- Joe Sery, University of Pittsburgh, Progressive Sedition: Holmes, Abrams, and the First Amendment Gateway to Dewey’s “Great Community”;
- Robert Sullivan, Ithaca College, The Isocratean Concept of Natural Law: Eloquence and Civilization in the Greco-Roman Rhetorical Tradition;
- Mary Lynn Veden, University of Washington, Antirrhesis and Judicial Activism: The Midcentury Concord and Conflict of Roscoe Pound and Felix Frankfurter.
For abstracts or full text of any of the conference papers, please contact the author(s).
If you know of other legal rhetoric / legal communication papers being presented at the conference, please feel free to identify them in the comments.
Ratcliff et al. on The Hidden Consequences of Racial Salience in Videotaped Interrogations and ConfessionsMay 28, 2010
Professor Jennifer J. Ratcliff of The State University of New York, College at Brockport, Department of Psychology, and colleagues, have published The Hidden Consequences of Racial Salience in Videotaped Interrogations and Confessions, 16 Psychology, Public Policy, and Law No. 2, pages 200-218 (2010). Here is the abstract:

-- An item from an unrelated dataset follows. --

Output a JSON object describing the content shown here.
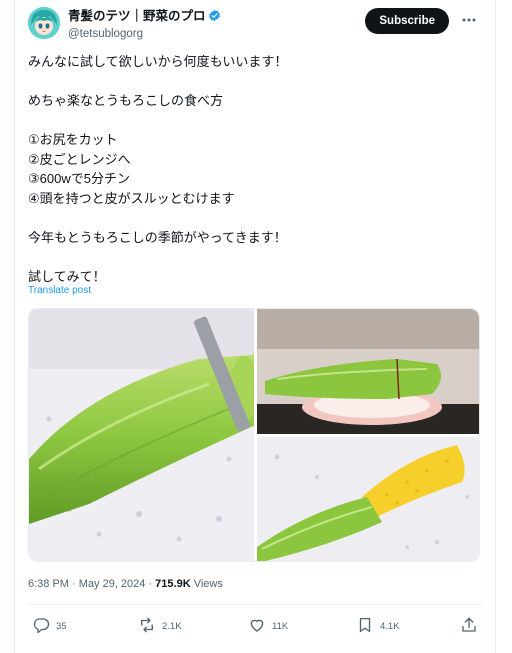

Evaluations of videotaped criminal confessions can be influenced by the camera perspective taken during recording. Interrogations and confessions recorded with the camera directing observers’ visual attention onto the suspect lead to biased judgments of the suspect. Although a camera perspective that directs visual attention onto the suspect and interrogator equally appears to promote unbiased judgments, investigations to date have relied on videotapes that depict only Caucasian suspects and interrogators. We examined the possibility that even equal-focus videotapes may become problematic when the suspect is a minority (e.g., Chinese American or African American) and the interrogator is Caucasian. That is, to the extent that Caucasian observers are inclined to direct more of their attention onto minorities, an effect documented previously, we expected biased judgments of the suspect to also occur in equal-focus videotapes. Three experiments provided evidence of this racial salience bias. Implications are discussed, including a practical way of avoiding the bias.